Consumer law is changing in New Zealand and some of the changes have already taken effect. In early December 2013, the long awaited Consumer Law Reform Bill went through its final reading in Parliament and on 17 December 2013 was passed into law by way of six separate amendment Acts.
The law reform has been designed to update consumer law in New Zealand and harmonise it with Australian law to further the Government’s agenda of a single economic market. The widespread changes are intended to provide stronger consumer protection, so that consumers can transact with greater confidence and to promote competition, innovation and growth.
The most significant changes are the amendments to the Fair Trading Act 1986 and the Consumer Guarantees Act 1993. There are also changes to other enactments, such as the Carriage of Goods Act, Weights and Measures Act, Secondhand Dealers and Pawnbrokers Act as well as a new Auctioneers Act.
The CGA protects consumers by providing certain guarantees from suppliers and manufacturers when goods are acquired. The amendments to the CGA introduce new guarantees for the delivery of goods, as well as for the supply of electricity and gas. The CGA will also be extended to cover goods ordered over the internet or by telephone, and goods sold at auction or tender.
The FTA protects consumers by prohibiting unfair conduct and trade practices. It provides for the disclosure of information relating to goods and services, and promotes product safety. The changes to the FTA introduce new restrictions relating to unfair contract terms, unsubstantiated representations, extended warranties, unsolicited goods, product safety and recalls, and internet sales and auctions.
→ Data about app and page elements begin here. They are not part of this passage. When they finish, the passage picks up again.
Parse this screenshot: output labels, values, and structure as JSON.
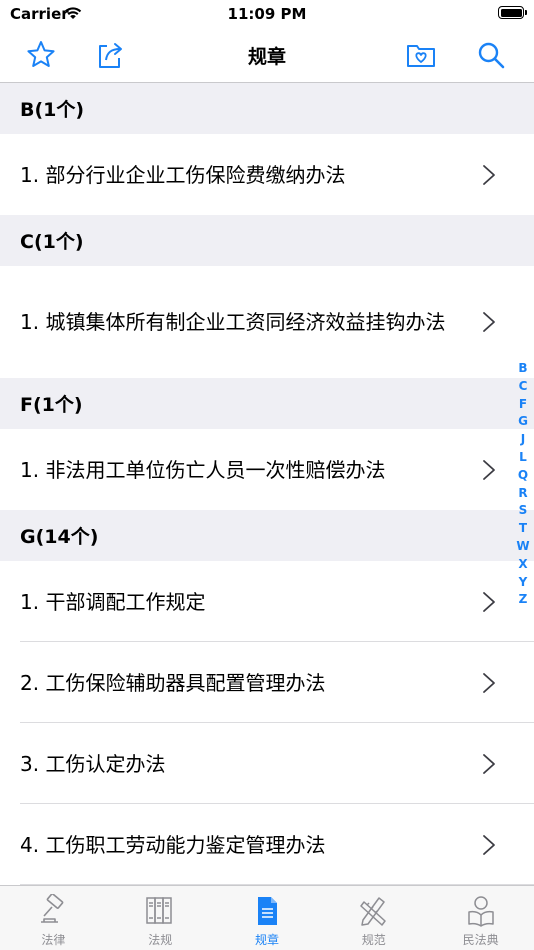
{
  "status_bar": {
    "carrier": "Carrier",
    "time": "11:09 PM"
  },
  "nav": {
    "title": "规章",
    "icons": [
      "star-icon",
      "share-icon",
      "favorites-folder-icon",
      "search-icon"
    ]
  },
  "sections": [
    {
      "header": "B(1个)",
      "items": [
        "1. 部分行业企业工伤保险费缴纳办法"
      ]
    },
    {
      "header": "C(1个)",
      "items": [
        "1. 城镇集体所有制企业工资同经济效益挂钩办法"
      ]
    },
    {
      "header": "F(1个)",
      "items": [
        "1. 非法用工单位伤亡人员一次性赔偿办法"
      ]
    },
    {
      "header": "G(14个)",
      "items": [
        "1. 干部调配工作规定",
        "2. 工伤保险辅助器具配置管理办法",
        "3. 工伤认定办法",
        "4. 工伤职工劳动能力鉴定管理办法"
      ]
    }
  ],
  "index_letters": [
    "B",
    "C",
    "F",
    "G",
    "J",
    "L",
    "Q",
    "R",
    "S",
    "T",
    "W",
    "X",
    "Y",
    "Z"
  ],
  "tabs": [
    {
      "label": "法律",
      "icon": "gavel-icon",
      "active": false
    },
    {
      "label": "法规",
      "icon": "books-icon",
      "active": false
    },
    {
      "label": "规章",
      "icon": "rules-document-icon",
      "active": true
    },
    {
      "label": "规范",
      "icon": "pencil-ruler-icon",
      "active": false
    },
    {
      "label": "民法典",
      "icon": "reader-icon",
      "active": false
    }
  ],
  "colors": {
    "accent": "#1a82f6",
    "section_bg": "#efeff4",
    "tab_inactive": "#8e8e93"
  }
}
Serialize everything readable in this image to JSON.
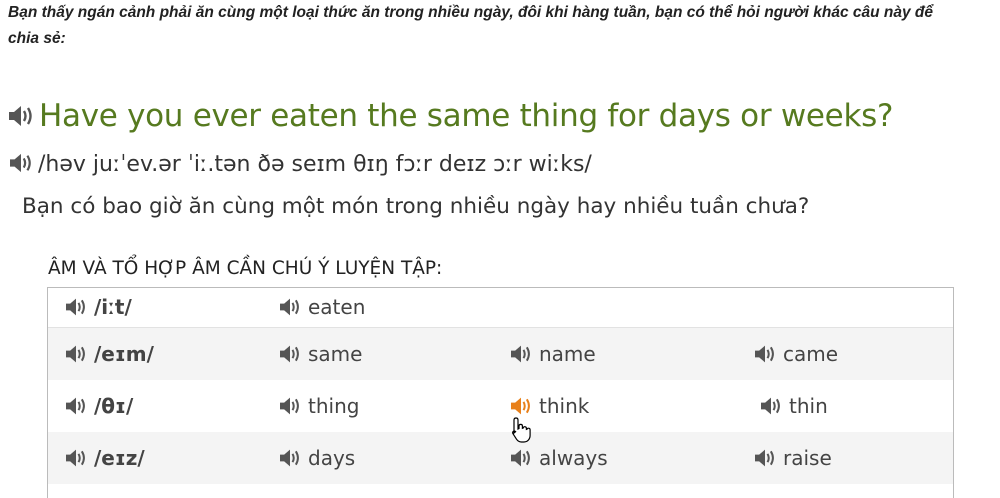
{
  "intro": "Bạn thấy ngán cảnh phải ăn cùng một loại thức ăn trong nhiều ngày, đôi khi hàng tuần, bạn có thể hỏi người khác câu này để chia sẻ:",
  "headline": "Have you ever eaten the same thing for days or weeks?",
  "ipa": "/həv juːˈev.ər ˈiː.tən ðə seɪm θɪŋ fɔːr deɪz ɔːr wiːks/",
  "translation": "Bạn có bao giờ ăn cùng một món trong nhiều ngày hay nhiều tuần chưa?",
  "section_title": "ÂM VÀ TỔ HỢP ÂM CẦN CHÚ Ý LUYỆN TẬP:",
  "colors": {
    "headline": "#567a1f",
    "speaker": "#555555",
    "speaker_active": "#e8801a"
  },
  "rows": [
    {
      "sound": "/iːt/",
      "words": [
        "eaten"
      ]
    },
    {
      "sound": "/eɪm/",
      "words": [
        "same",
        "name",
        "came"
      ]
    },
    {
      "sound": "/θɪ/",
      "words": [
        "thing",
        "think",
        "thin"
      ]
    },
    {
      "sound": "/eɪz/",
      "words": [
        "days",
        "always",
        "raise"
      ]
    }
  ]
}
The Commerce Commission has also been granted extended powers.
Some of the changes took effect from 18 December 2013. These include changes to new product safety requirements, collateral credit contracts and the increased powers of the Commerce Commission. Most of the key changes, however, only come into effect on 17 June 2014. These include changes relating to unsubstantiated representations, extended warranties, unsolicited goods, internet sales, and delivery guarantees. The six month delay is intended to give businesses the time to change their practices. Further changes relating to unfair contract terms will not come into force until March 2015.
No, not if you are in the business of providing goods or services to consumers. The amendments to the FTA and the CGA now make that clear. The only exception to this rule, which the amendments to both Acts seek to align, is where one business is contracting with another. To successfully exclude the requirements, both parties must be in trade, they must agree in writing, and the exclusion must be fair and reasonable. What is fair and reasonable in the circumstances will depend on a number of different factors.
If you are a consumer you can learn more about the new protections and changes on the Commerce Commission and Consumer Affairs websites. You can also talk these changes through with your lawyer.
Individuals and businesses in trade are particularly advised to consult with their lawyers before 17 June 2014 in order to assess the impact the changes to the law may have on their current business practices. The changes are widespread and significant, which is why the six month lead-in time has been put in place.